Of course, since I am pregnant again, I am allowed to read the long list of pregnancy books I didn’t get around to the first three times. Yes, I could read them while not actually gestating, but I feel that is odd. If birth were my business, say if I were a doula or childbirth educator, it wouldn’t be weird at all. But I’m not. I’m just a frequently pregnant woman.
So, I have seen the book The Girlfriend’s Guide To Pregnancy by Vicki Iovine several times in all three of my previous pregnancies. I’ve just never actually gotten around to reading it. It seems like a good idea. Tell women all those crazy things about pregnancy that no one but a friend would tell you. (Your feet get bigger after each birth. Don’t get a perm because there is no telling what your pregnant hair will do! You look like the pregnancy models around 5 or 6 months, by the end you look much, much bigger in all the wrong places. – Speaking of which, you ever notice how everyone expects a pregnant woman to look 5 months pregnant her entire pregnancy? Anything beyond that and you start getting the “You look like you are going to bust” comments. You’d think these people had never seen a pregnant woman.) So, great premise. But it went wrong somewhere.
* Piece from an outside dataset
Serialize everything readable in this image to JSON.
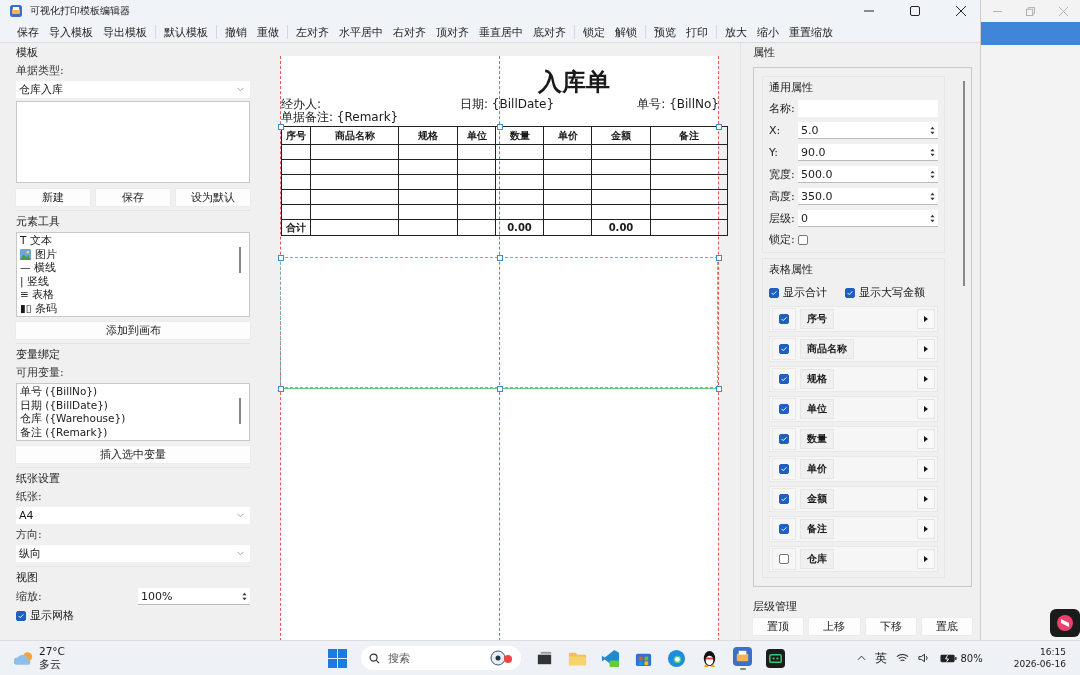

First, the author is very, very biased against any form of “natural” birth. She takes a completely mocking tone toward those who might even consider it. And of course, all of her “real life” examples are women who failed miserably at any birth they wanted, unless of course it was of the “go get your pitocin and epidural and let the professionals take care of the rest” variety. I mean, really, if you don’t want to try naturally, fine. But don’t act like it is the unachievable goal that only idiots attempt.
Second, the author is very into idolizing doctors. I really hate to tell her, but all doctors are not good doctors. Yes, there are some awesome doctors. But you can’t just blindly trust someone because they have MD behind their name.
Third, this book sets women up to fear childbirth. Even though the author covers the “fears” of pregnancy, she really offers no real help. Instead, she breeds more fear. She just keeps pounding it into your head that childbirth is unbearable. You can’t make it through without the epidural. Just give up. What kind of place is that to place an expecting moms?
Fourth, this book is full of flat out misinformation. She claims a first time mother can never make a fully informed decision about how she wants he labor and delivery to go because she has no idea what to expect. Apparently, she doesn’t gain my more information as the mother of four. Despite what she says in the book, squats will help you during labor and delivery. Despite what she says, many women choose natural childbirth and succeed. Despite what she says, natural childbirth will not leave you “passed out” with every capillary in your face broken. Despite what she says in her book, many studies show that it is safer for the majority of women to stay away from hospitals and doctors during childbirth. Despite what she says, childbirth educators are not all unmarried women with no children. Despite what she says, you can go to the hospital too early in labor.
Overall, stay far away from this book. If you really need to see the lunacy for yourself, check it out from the library or borrow one from a friend. You can only borrow mine if you promise NOT to listen to her at all!